┌──
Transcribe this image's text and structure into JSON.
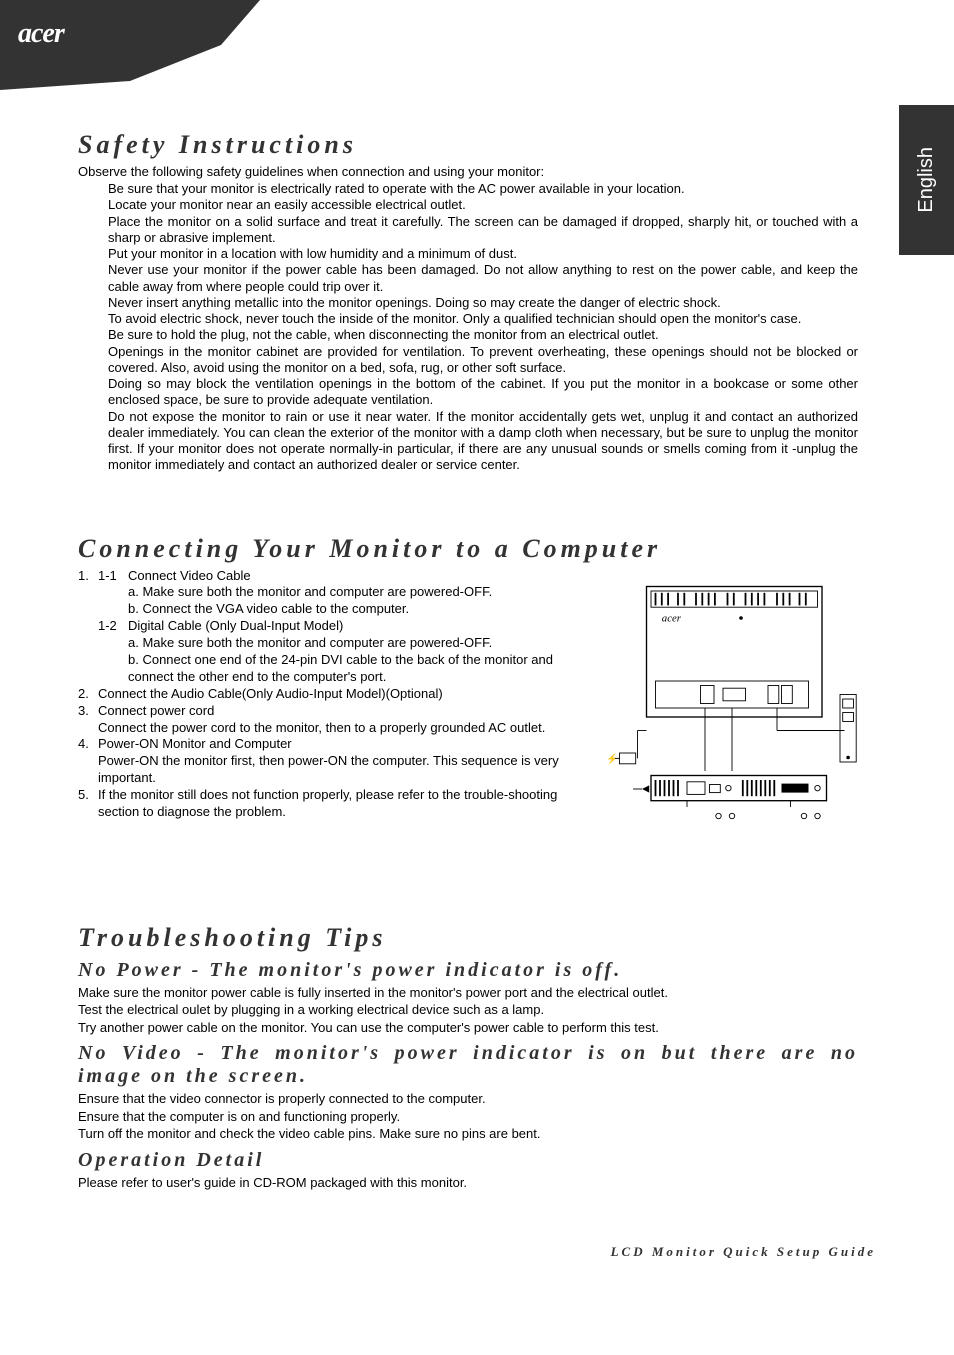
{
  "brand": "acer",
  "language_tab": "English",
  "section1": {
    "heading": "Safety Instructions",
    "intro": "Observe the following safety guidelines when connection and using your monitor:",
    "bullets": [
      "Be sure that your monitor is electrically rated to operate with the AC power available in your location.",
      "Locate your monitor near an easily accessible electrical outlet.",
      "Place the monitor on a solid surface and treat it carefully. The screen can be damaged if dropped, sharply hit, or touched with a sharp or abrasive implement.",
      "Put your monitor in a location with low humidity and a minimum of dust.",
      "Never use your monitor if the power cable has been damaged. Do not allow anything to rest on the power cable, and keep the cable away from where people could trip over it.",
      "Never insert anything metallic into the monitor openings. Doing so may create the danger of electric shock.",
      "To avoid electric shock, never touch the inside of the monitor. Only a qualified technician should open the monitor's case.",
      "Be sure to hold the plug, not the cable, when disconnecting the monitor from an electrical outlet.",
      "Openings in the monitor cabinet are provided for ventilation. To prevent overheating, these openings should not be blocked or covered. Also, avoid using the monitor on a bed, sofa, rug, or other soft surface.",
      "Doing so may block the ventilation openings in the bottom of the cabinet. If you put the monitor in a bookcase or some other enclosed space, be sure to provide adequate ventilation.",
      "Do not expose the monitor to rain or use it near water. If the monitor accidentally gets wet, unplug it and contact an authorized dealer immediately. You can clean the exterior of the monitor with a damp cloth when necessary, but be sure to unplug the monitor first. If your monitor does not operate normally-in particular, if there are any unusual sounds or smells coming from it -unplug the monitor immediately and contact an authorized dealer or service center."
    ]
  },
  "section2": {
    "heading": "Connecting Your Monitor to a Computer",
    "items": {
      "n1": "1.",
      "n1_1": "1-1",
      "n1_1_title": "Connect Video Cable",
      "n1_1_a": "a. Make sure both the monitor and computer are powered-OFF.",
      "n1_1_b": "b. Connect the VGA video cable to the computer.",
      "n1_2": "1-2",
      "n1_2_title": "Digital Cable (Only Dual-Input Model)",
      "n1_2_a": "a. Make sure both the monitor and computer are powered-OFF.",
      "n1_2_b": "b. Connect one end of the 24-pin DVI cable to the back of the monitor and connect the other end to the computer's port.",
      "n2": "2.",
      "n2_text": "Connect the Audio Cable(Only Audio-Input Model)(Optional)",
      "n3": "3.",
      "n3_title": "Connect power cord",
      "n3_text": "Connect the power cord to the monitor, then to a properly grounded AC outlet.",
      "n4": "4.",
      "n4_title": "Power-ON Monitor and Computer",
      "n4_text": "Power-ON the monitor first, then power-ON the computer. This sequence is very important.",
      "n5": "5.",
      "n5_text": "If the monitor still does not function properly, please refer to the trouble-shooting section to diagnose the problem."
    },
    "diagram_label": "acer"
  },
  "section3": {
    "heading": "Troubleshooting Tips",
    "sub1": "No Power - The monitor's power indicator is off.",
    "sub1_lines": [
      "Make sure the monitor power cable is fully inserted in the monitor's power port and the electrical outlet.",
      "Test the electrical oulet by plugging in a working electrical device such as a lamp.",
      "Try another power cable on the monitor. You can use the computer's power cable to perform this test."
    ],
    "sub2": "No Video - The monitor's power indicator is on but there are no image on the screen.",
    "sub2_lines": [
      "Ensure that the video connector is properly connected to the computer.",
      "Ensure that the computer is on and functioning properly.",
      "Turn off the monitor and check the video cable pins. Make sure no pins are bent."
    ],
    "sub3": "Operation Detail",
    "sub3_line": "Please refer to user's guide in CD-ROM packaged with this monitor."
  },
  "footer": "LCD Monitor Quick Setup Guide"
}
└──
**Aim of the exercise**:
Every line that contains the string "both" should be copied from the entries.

**Result**:
      "n1_1_a": "a. Make sure both the monitor and computer are powered-OFF.",
      "n1_2_a": "a. Make sure both the monitor and computer are powered-OFF.",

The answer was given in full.